The California legislature is considering a bill that would codify in the Labor Code and Unemployment Insurance Code the California Supreme Court’s decision in Dynamex – which adopted a standard that made it significantly more difficult for employers to classify workers as independent contractors, ignoring the realities of the modern workplace and gig economy. Assembly Bill 5 was introduced back in December 2018, and has passed the Assembly and is making its way through the Senate.
As this blog previously noted, last year the Supreme Court in Dynamex interpreted the definition of “employee” under the California Wage Orders as placing the burden on the hiring entity seeking to characterize a worker as an independent contractor to establish each of these three factors: (A) that the worker is free from the control and direction of the hiring entity in performing the work; (B) that the worker performs work that is outside the usual course of the hiring entity’s business; and (C) that the worker is customarily engaged in an independently established trade, occupation or business of the same nature as the work performed. This is known as the “ABC test.”
For years prior to the Dynamex decision, the California courts and agencies followed the multi-factor test from S.G. Borello & Sons, Inc. v. Dept. of Industrial Relations in evaluating independent contractor questions. The Borello test considers multiple factors such as the right to control, whether the parties believed they were creating an employer-employee relationship, the right to discharge, the distinctiveness of the services provided, the method of payment, and the length of time that services were provided, among others. Not all of these factors have to be met to establish independent contractor status.

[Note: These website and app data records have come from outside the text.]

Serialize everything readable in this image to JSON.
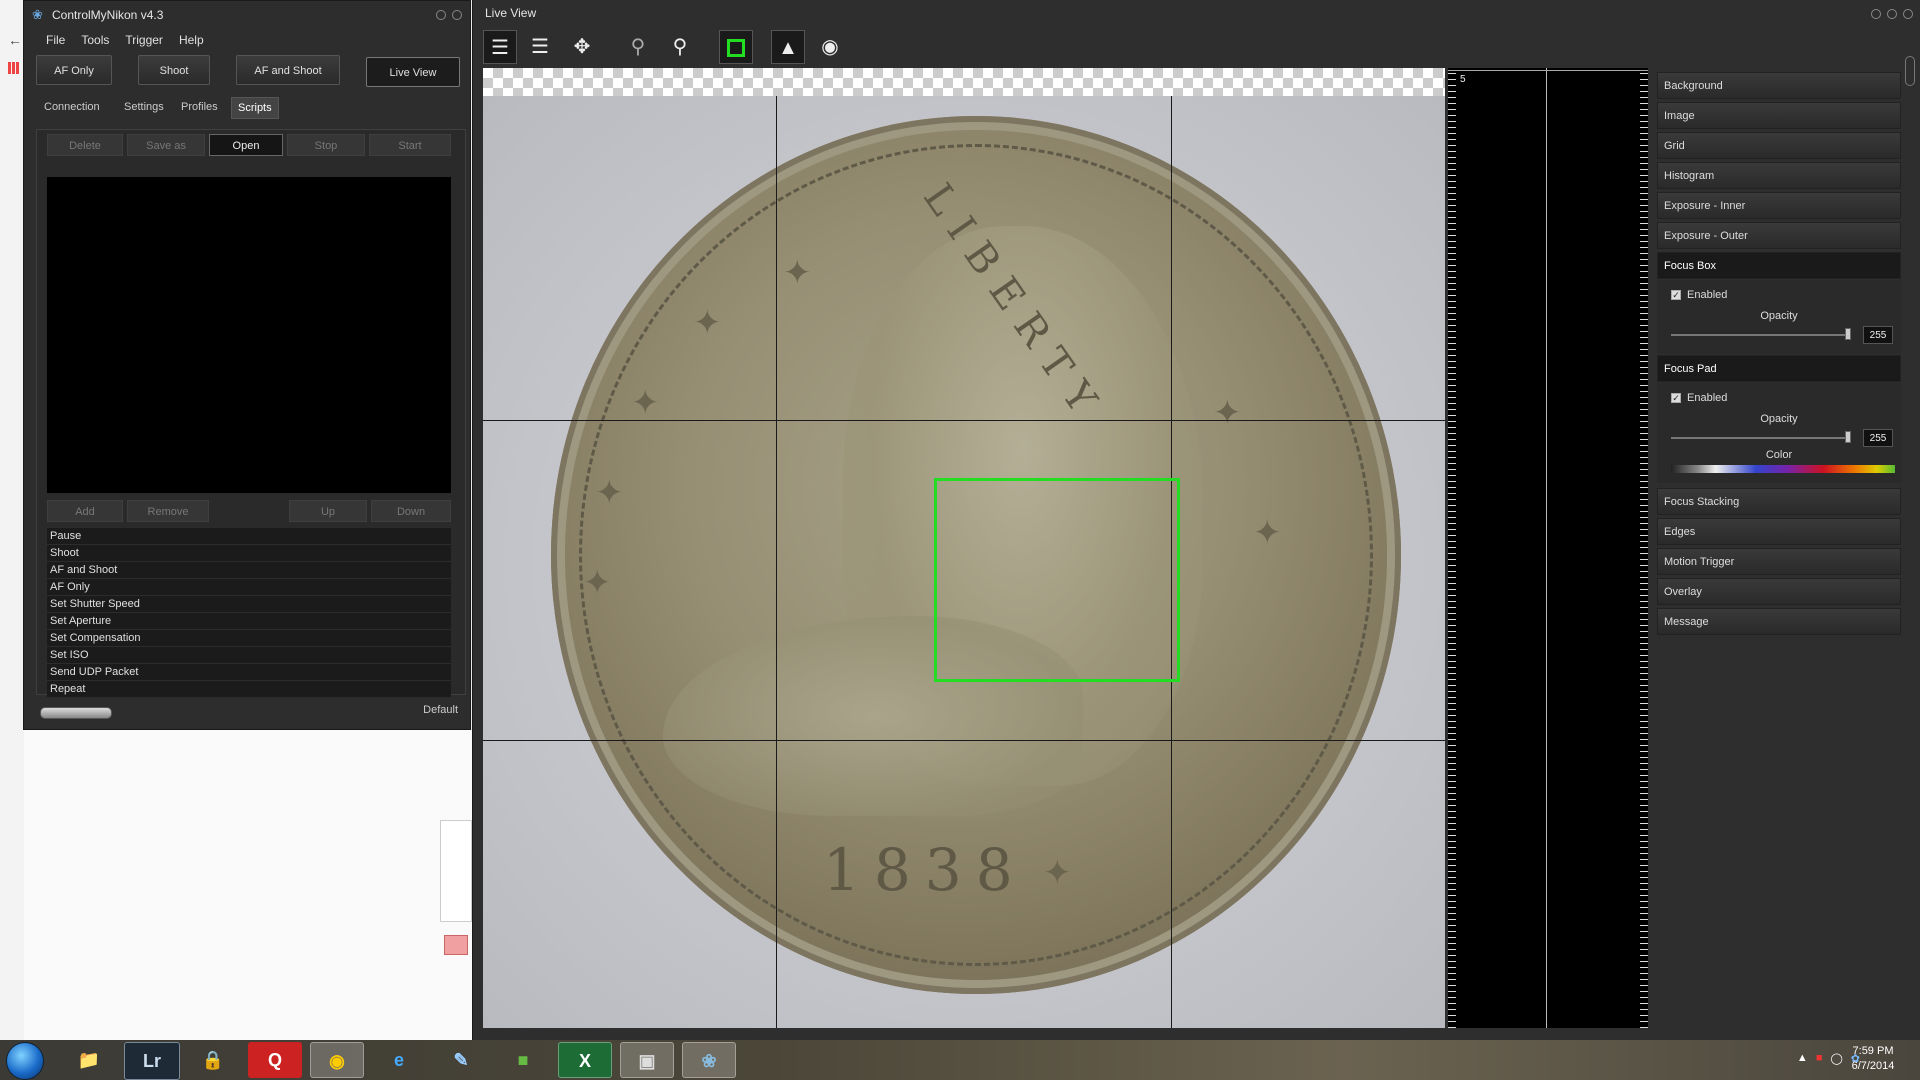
{
  "cmn": {
    "title": "ControlMyNikon v4.3",
    "menu": [
      "File",
      "Tools",
      "Trigger",
      "Help"
    ],
    "main_buttons": [
      "AF Only",
      "Shoot",
      "AF and Shoot",
      "Live View"
    ],
    "tabs": [
      "Connection",
      "Settings",
      "Profiles",
      "Scripts"
    ],
    "active_tab": "Scripts",
    "script_buttons": [
      "Delete",
      "Save as",
      "Open",
      "Stop",
      "Start"
    ],
    "list_buttons": [
      "Add",
      "Remove",
      "Up",
      "Down"
    ],
    "commands": [
      "Pause",
      "Shoot",
      "AF and Shoot",
      "AF Only",
      "Set Shutter Speed",
      "Set Aperture",
      "Set Compensation",
      "Set ISO",
      "Send UDP Packet",
      "Repeat"
    ],
    "status_profile": "Default"
  },
  "liveview": {
    "title": "Live View",
    "toolbar_icons": [
      "vertical-bars-icon",
      "horizontal-lines-icon",
      "move-icon",
      "zoom-out-icon",
      "zoom-in-icon",
      "focus-box-icon",
      "snapshot-icon",
      "record-icon"
    ],
    "ruler_number": "5",
    "coin_date": "1838",
    "coin_legend": "LIBERTY",
    "focus_box_color": "#22dd22"
  },
  "options": {
    "sections": [
      "Background",
      "Image",
      "Grid",
      "Histogram",
      "Exposure - Inner",
      "Exposure - Outer",
      "Focus Box",
      "Focus Pad",
      "Focus Stacking",
      "Edges",
      "Motion Trigger",
      "Overlay",
      "Message"
    ],
    "focus_box": {
      "enabled_label": "Enabled",
      "enabled": true,
      "opacity_label": "Opacity",
      "opacity_value": "255"
    },
    "focus_pad": {
      "enabled_label": "Enabled",
      "enabled": true,
      "opacity_label": "Opacity",
      "opacity_value": "255",
      "color_label": "Color"
    }
  },
  "taskbar": {
    "apps": [
      "explorer",
      "Lr",
      "lock",
      "Q",
      "chrome",
      "e",
      "notepad",
      "minecraft",
      "X",
      "camera",
      "controlmynikon"
    ],
    "time": "7:59 PM",
    "date": "6/7/2014"
  }
}
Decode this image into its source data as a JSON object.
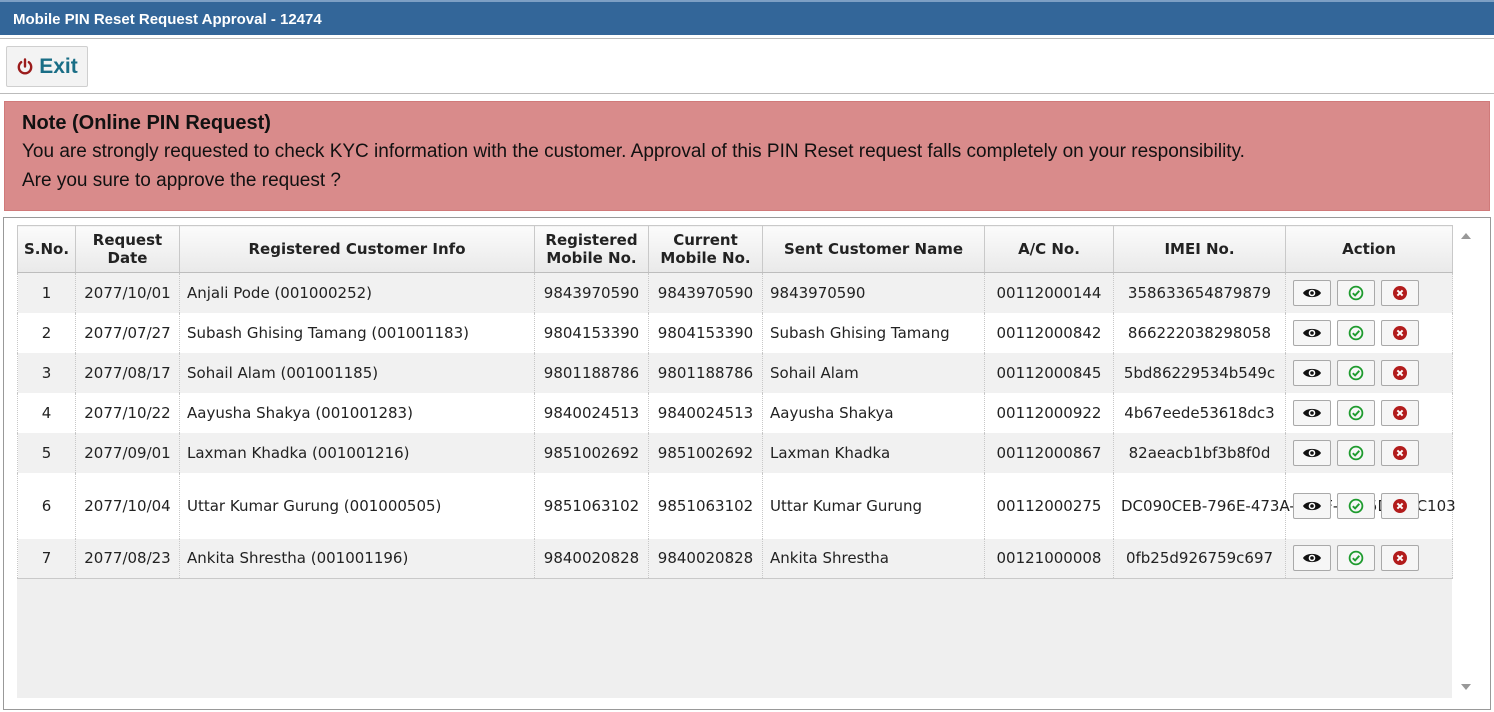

Yet, Dynamex rejected the Borello test and instead adopted the ABC test for determining whether an individual is an employee or independent contractor for purposes of the Wage Orders. The distinction is significant since the Wage Orders impose numerous obligations on employers relating to minimum and overtime wages, reporting time pay, uniforms and meal and rest periods, among other areas. Dynamex makes it more difficult for employers to classify workers as independent contractors, particularly where the individual’s services are similar to those of the hiring entity because of the second part of the ABC test, which requires that the individual’s work be outside the usual course of the hiring entity’s business. As presently written, Assembly Bill 5 adopts Dynamex but carves out a limited exception by continuing to apply the Borello multi-factor test to certain types of professional workers, such direct sales salespersons and those performing “contracts for professional services” (i.e., where the worker is licensed by the state or has an advanced degree).
Dynamex’s impact will likely be enduring. Independent of these legislative actions, the Ninth Circuit Court of Appeals in Vasquez v. Jan-Pro Franchising International, Inc. has recently ruled that Dynamex’s ABC test applies retroactively, meaning that the standard must be used in evaluating any work practices predating the decision. In addition, the California Labor Commissioner has issued an opinion letter dated May 3, 2019 recognizing that the ABC test applies not only to obligations under the Wage Orders, but also to related Labor Code provisions. If Assembly Bill 5 becomes law, any legal exposure will only increase as the ABC test will apply as well to unemployment benefits claims and other wage and hour claims under the Labor Code.
In light of potential wage and hour exposure, it is advisable that businesses review any current independent contractor arrangements against the ABC test. The stakes are high in California where wage and hour class actions are commonplace.